Many economists say the downturn in the fourth quarter could be much worse, reflecting a credit crunch and ongoing woes in housing and manufacturing.

The collapse continues:
Prices of single-family homes in September plunged a record 17.4 percent from a year earlier, according to the Standard & Poor's/Case-Shiller Home Price Indices issued on Tuesday.

The composite index of 20 metropolitan areas fell 1.8 percent in September from August, S&P said in a statement.

S&P said its composite index of 10 metropolitan areas declined 1.9 percent in September from August for a 18.6 percent year-over-year drop, also a record.

The rate of home price declines has accelerated on a quarterly basis too.

In the third quarter, the decline in the S&P/Case-Shiller U.S. National Home Price Index -- which covers all nine U.S. census divisions -- remained in double digits, posting a record 16.6 percent decline versus the third quarter of 2007. This has worsened from the annual declines of 15.1 percent and 14.0 percent, reported for the second and first quarters of the year, respectively.

Does Obama have a clue?:
President-elect Barack Obama wants to project fiscal restraint even as his economic team assembles a massive recovery package that could cost several hundred billion dollars.

A day after introducing the captains of his economic team and promoting a giant jobs plan, Obama on Tuesday was to lay out his budget belt-tightening vision. The dual images — big spender and disciplined budget watcher — were designed to give both political and economic assurances to the public, the Congress and the financial markets.

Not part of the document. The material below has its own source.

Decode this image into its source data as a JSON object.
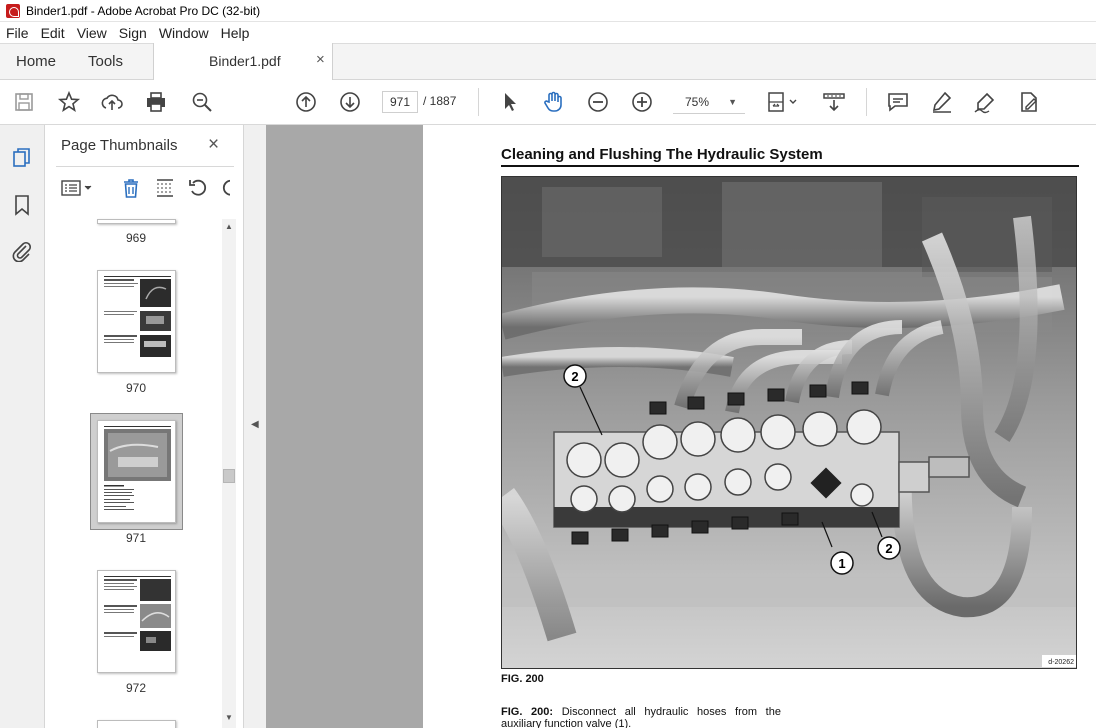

Obama also was expected to introduce Peter Orszag as his new director of the Office of Management and Budget, the White House office that serves as a funnel for federal agency budget requests. Orszag is the current director of the Congressional Budget Office.

Obama's economic team embodies what at first glance seem to be mutually exclusive goals. Timothy Geithner, Obama's choice for treasury secretary; Lawrence Summers, who will head the National Economic Council; and Orszag all have links to Robert Rubin, who as President Clinton's treasury secretary pushed for a balanced budget.

But all three will also be part of an administration that will drive deficits to new heights with an economic plan designed to save or create 2.5 million jobs and redirect the economy over the next two years. Economists from across the political spectrum, including some who have served as informal advisers to Obama, have put the size of an economic recovery package as high as $700 billion over two years.